Successful grant applications led by Garden City, Kan., and La Junta, Colo., have resulted in $27.6 million in federal TIGER funding in the past two years. State support and contributions from Amtrak ($8 million), BNSF ($4 million) and other communities has led to the replacement of jointed rails and ties nearing the end of their service between Hutchinson, and Waldo, New Mexico. Additionally, BNSF has agreed to maintain the track at a maximum speed of 79 miles per hour for Amtrak and 60 miles per hour for freight trains where the bolted rail has been replaced.

Organizations which supported and assisted with the grant application included Amtrak; BNSF; the Kansas Department of Transportation; the City of Dodge City; the City of Garden City; the City of Hutchinson; the City of Newton; the City of La Junta, Colorado; the City of Lamar, Colorado; the City of Trinidad, Colorado; Bent County, Colorado; Las Animas County, Colorado; Otero County, Colorado; Prowers County, Colorado; Pueblo County, Colorado; the I-25 Coalition; the Colorado Rail Passenger Association; and the American Association of Private Railroad Car Owners.

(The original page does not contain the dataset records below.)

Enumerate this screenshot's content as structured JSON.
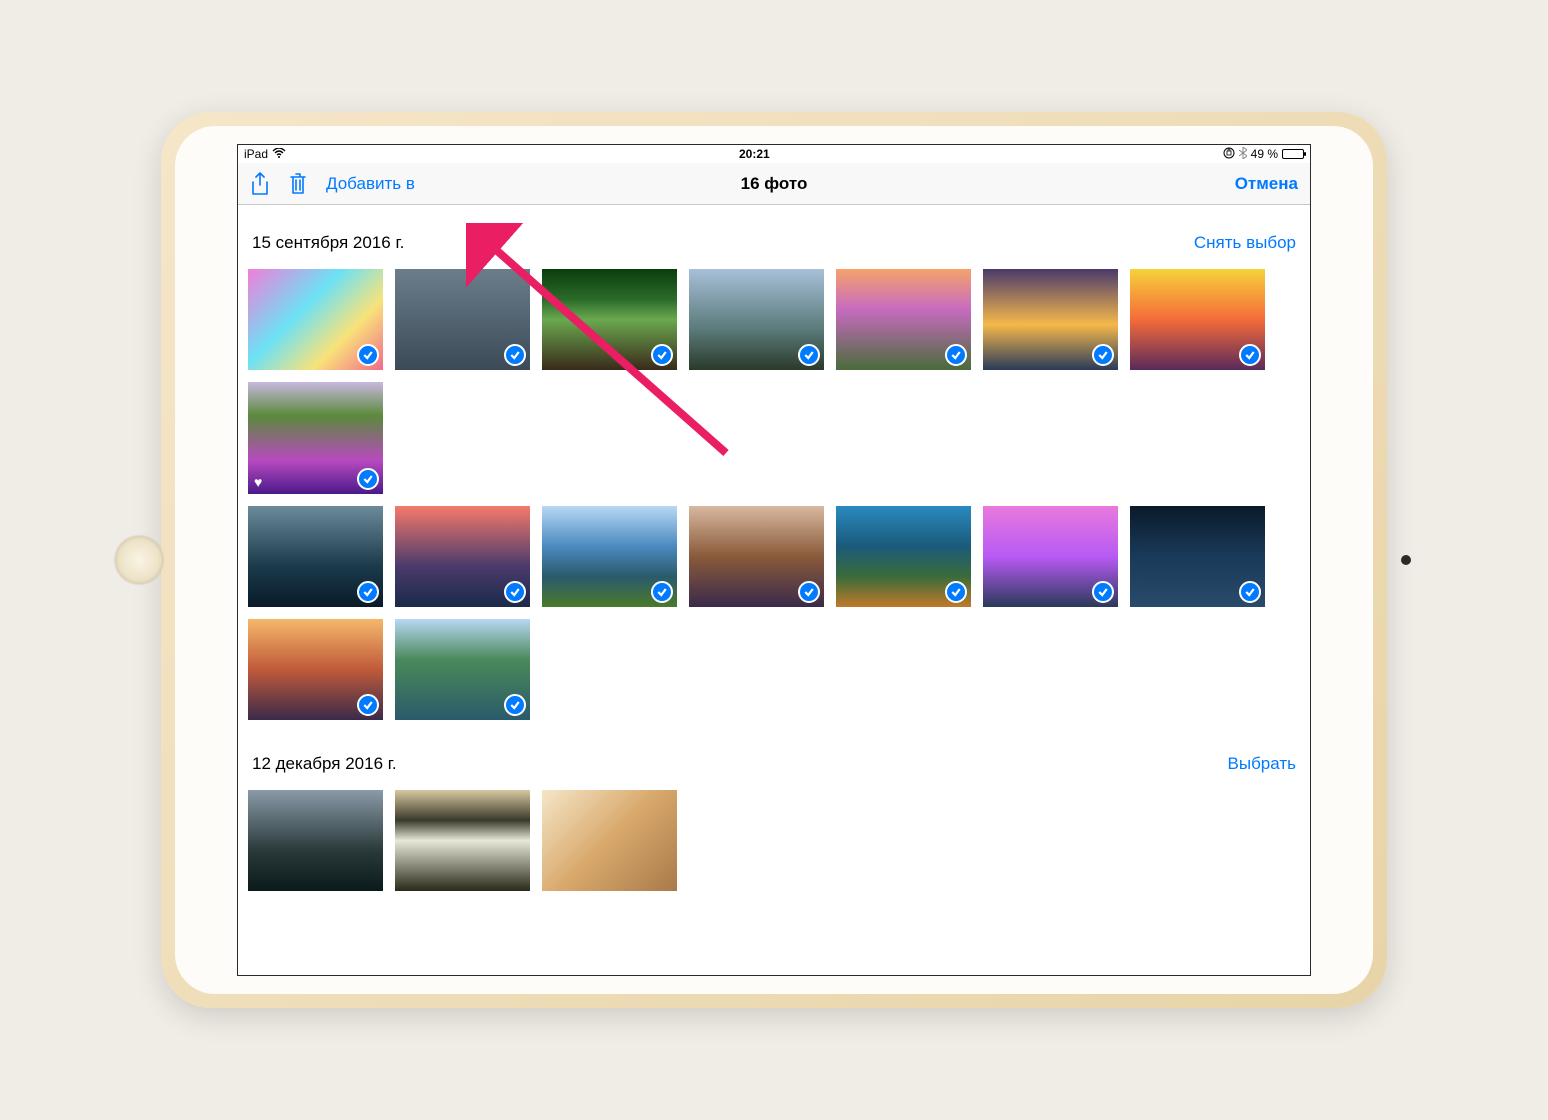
{
  "status": {
    "device": "iPad",
    "time": "20:21",
    "battery_text": "49 %"
  },
  "nav": {
    "add_to": "Добавить в",
    "title": "16 фото",
    "cancel": "Отмена"
  },
  "sections": [
    {
      "title": "15 сентября 2016 г.",
      "action": "Снять выбор",
      "photos": [
        {
          "selected": true,
          "favorite": false,
          "bg": "linear-gradient(135deg,#f07ed8,#6ce1f5 40%,#f9e27a 70%,#f06a8c)"
        },
        {
          "selected": true,
          "favorite": false,
          "bg": "linear-gradient(#6b7d8c,#3b4a56)"
        },
        {
          "selected": true,
          "favorite": false,
          "bg": "linear-gradient(#0b3d0b,#2a6b2a 30%,#6aa84f 50%,#3a2a1a)"
        },
        {
          "selected": true,
          "favorite": false,
          "bg": "linear-gradient(#a8c0d8,#5a7a7a 60%,#2a3a2a)"
        },
        {
          "selected": true,
          "favorite": false,
          "bg": "linear-gradient(#f5a26b,#c76bc0 40%,#4a6b3a)"
        },
        {
          "selected": true,
          "favorite": false,
          "bg": "linear-gradient(#4a3a6b,#f5b84a 55%,#2a3a5a)"
        },
        {
          "selected": true,
          "favorite": false,
          "bg": "linear-gradient(#f5d23a,#f56b3a 50%,#5a2a5a)"
        },
        {
          "selected": true,
          "favorite": true,
          "bg": "linear-gradient(#c8b8e0,#5a8a3a 30%,#b84ac0 70%,#4a1a8a)"
        },
        {
          "selected": true,
          "favorite": false,
          "bg": "linear-gradient(#6b8a9a,#1a3a4a 60%,#0a1a2a)"
        },
        {
          "selected": true,
          "favorite": false,
          "bg": "linear-gradient(#f57a6b,#4a3a6b 60%,#1a2a4a)"
        },
        {
          "selected": true,
          "favorite": false,
          "bg": "linear-gradient(#b8d8f5,#4a8ac0 40%,#2a5a6b 70%,#4a7a2a)"
        },
        {
          "selected": true,
          "favorite": false,
          "bg": "linear-gradient(#d8b8a0,#8a5a3a 50%,#3a2a4a)"
        },
        {
          "selected": true,
          "favorite": false,
          "bg": "linear-gradient(#2a8ac0,#1a5a7a 40%,#3a6b3a 70%,#c07a2a)"
        },
        {
          "selected": true,
          "favorite": false,
          "bg": "linear-gradient(#e87adc,#b85af5 50%,#2a3a5a)"
        },
        {
          "selected": true,
          "favorite": false,
          "bg": "linear-gradient(#0a1a2a,#1a3a5a 50%,#2a4a6b)"
        },
        {
          "selected": true,
          "favorite": false,
          "bg": "linear-gradient(#f5b86b,#c05a3a 50%,#3a2a4a)"
        },
        {
          "selected": true,
          "favorite": false,
          "bg": "linear-gradient(#b8d8f5,#4a8a5a 40%,#2a5a6b)"
        }
      ],
      "row_breaks": [
        8,
        15
      ]
    },
    {
      "title": "12 декабря 2016 г.",
      "action": "Выбрать",
      "photos": [
        {
          "selected": false,
          "favorite": false,
          "bg": "linear-gradient(#8a9aa8,#2a3a3a 60%,#0a1a1a)"
        },
        {
          "selected": false,
          "favorite": false,
          "bg": "linear-gradient(#d8c8a0,#3a3a2a 30%,#e8e8d8 50%,#2a2a1a)"
        },
        {
          "selected": false,
          "favorite": false,
          "bg": "linear-gradient(135deg,#f5e6c8,#d8a86b 50%,#a87a4a)"
        }
      ],
      "row_breaks": []
    }
  ],
  "colors": {
    "accent": "#007aff"
  }
}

“It is great news,” said Melody Spurney, director of the Newton Convention and Tourism Bureau. “This is part of Newton's identity. … The prospect of a rail connection would just enhance that.”

Amtrak estimates the train injects more than $150,000 in tourism revenue into the Newton economy.

Boardman, along with several others, was riding a special train Thursday from Topeka to La Junta, Colorado. He met with state and local officials and inspect the progress being made to preserve the route for the Amtrak Southwest Chief passenger train and to improve BNSF freight service.

“This serves communities that are not served by anything else,” Boardman said. “Aviation, and even busses today, have reduced the amount of service they provide to some parts of this country.”

Also aboard the train through Lamar, Colo., was BNSF Railway Executive Chairman Matt Rose and Interim Kansas Transportation Secretary Richard Carlson, who will be riding from Topeka to La Junta.

Boardman said the next step for the Southwest Chief is to improve the line through New Mexico and the Raton Pass.

According to an Amtrak fact sheet, The present route of the Southwest Chief in New Mexico via Lamy, Las Vegas, and Raton, could be altered if sufficient capital funding is not found to modernize the line. Amtrak has been working with the states and communities that would be affected and has informed them of the situation.

“We have good support there,” Boardman told The Kansan. “(They) want to work with us to find improvments over the Raton Pass and that is the next thing that we need to do.”

Expansion to Wichita and the Flyer is part of the plan, however there is no timeframe for that expansion. The bus line started in April is a part of that move.

For rail expansion to happen, support would have to come from the states — both ridership and funding.

“You are dealing with a route that is less than 750 miles, and the law says it is a state supported service,” Boardman said.  “Between Texas, Oklahoma, Kansas and a state supported service I think it is doable. … (The states) have to support the service, with their own money and ridership of course.”